*** Opening of Data for analysis ***
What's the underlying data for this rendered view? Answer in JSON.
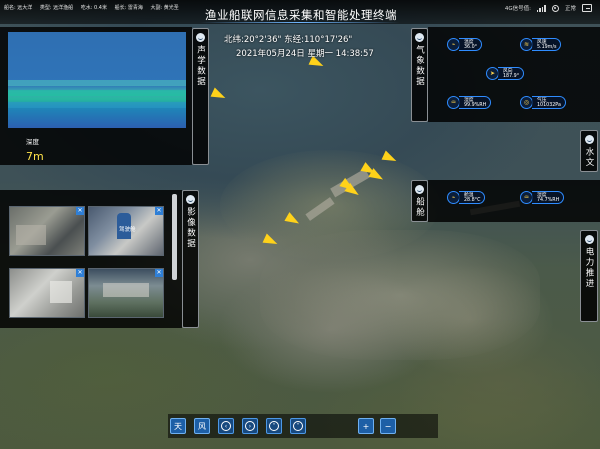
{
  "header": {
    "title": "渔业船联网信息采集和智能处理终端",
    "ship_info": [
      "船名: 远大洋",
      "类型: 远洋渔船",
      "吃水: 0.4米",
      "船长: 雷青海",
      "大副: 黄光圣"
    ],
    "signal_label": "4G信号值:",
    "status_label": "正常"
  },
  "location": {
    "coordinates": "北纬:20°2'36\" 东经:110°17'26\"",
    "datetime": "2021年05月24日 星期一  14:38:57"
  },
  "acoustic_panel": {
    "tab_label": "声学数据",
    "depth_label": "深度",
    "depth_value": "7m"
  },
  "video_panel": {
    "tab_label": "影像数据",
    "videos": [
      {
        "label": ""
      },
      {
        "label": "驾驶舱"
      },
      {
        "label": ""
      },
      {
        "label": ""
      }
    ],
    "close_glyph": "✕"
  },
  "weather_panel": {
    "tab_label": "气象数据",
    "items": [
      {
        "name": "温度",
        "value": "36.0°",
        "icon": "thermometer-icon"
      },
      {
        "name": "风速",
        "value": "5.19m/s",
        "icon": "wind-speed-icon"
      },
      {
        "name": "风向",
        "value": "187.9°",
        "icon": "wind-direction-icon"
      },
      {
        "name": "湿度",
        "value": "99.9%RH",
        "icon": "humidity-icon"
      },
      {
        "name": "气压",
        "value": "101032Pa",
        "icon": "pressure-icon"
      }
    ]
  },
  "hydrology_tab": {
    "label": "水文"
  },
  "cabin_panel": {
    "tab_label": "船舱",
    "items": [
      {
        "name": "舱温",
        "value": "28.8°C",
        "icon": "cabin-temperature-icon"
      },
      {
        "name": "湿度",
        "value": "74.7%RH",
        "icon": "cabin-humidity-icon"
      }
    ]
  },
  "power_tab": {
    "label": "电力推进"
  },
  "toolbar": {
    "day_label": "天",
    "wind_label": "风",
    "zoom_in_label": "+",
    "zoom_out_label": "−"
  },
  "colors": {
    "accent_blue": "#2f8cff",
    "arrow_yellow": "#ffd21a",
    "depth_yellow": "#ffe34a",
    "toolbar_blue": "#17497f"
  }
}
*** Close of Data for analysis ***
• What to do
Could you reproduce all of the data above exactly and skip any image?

• Answer to this task
What's the underlying data for this rendered view? Answer in JSON.
{
  "header": {
    "title": "渔业船联网信息采集和智能处理终端",
    "ship_info": [
      "船名: 远大洋",
      "类型: 远洋渔船",
      "吃水: 0.4米",
      "船长: 雷青海",
      "大副: 黄光圣"
    ],
    "signal_label": "4G信号值:",
    "status_label": "正常"
  },
  "location": {
    "coordinates": "北纬:20°2'36\" 东经:110°17'26\"",
    "datetime": "2021年05月24日 星期一  14:38:57"
  },
  "acoustic_panel": {
    "tab_label": "声学数据",
    "depth_label": "深度",
    "depth_value": "7m"
  },
  "video_panel": {
    "tab_label": "影像数据",
    "videos": [
      {
        "label": ""
      },
      {
        "label": "驾驶舱"
      },
      {
        "label": ""
      },
      {
        "label": ""
      }
    ],
    "close_glyph": "✕"
  },
  "weather_panel": {
    "tab_label": "气象数据",
    "items": [
      {
        "name": "温度",
        "value": "36.0°",
        "icon": "thermometer-icon"
      },
      {
        "name": "风速",
        "value": "5.19m/s",
        "icon": "wind-speed-icon"
      },
      {
        "name": "风向",
        "value": "187.9°",
        "icon": "wind-direction-icon"
      },
      {
        "name": "湿度",
        "value": "99.9%RH",
        "icon": "humidity-icon"
      },
      {
        "name": "气压",
        "value": "101032Pa",
        "icon": "pressure-icon"
      }
    ]
  },
  "hydrology_tab": {
    "label": "水文"
  },
  "cabin_panel": {
    "tab_label": "船舱",
    "items": [
      {
        "name": "舱温",
        "value": "28.8°C",
        "icon": "cabin-temperature-icon"
      },
      {
        "name": "湿度",
        "value": "74.7%RH",
        "icon": "cabin-humidity-icon"
      }
    ]
  },
  "power_tab": {
    "label": "电力推进"
  },
  "toolbar": {
    "day_label": "天",
    "wind_label": "风",
    "zoom_in_label": "+",
    "zoom_out_label": "−"
  },
  "colors": {
    "accent_blue": "#2f8cff",
    "arrow_yellow": "#ffd21a",
    "depth_yellow": "#ffe34a",
    "toolbar_blue": "#17497f"
  }
}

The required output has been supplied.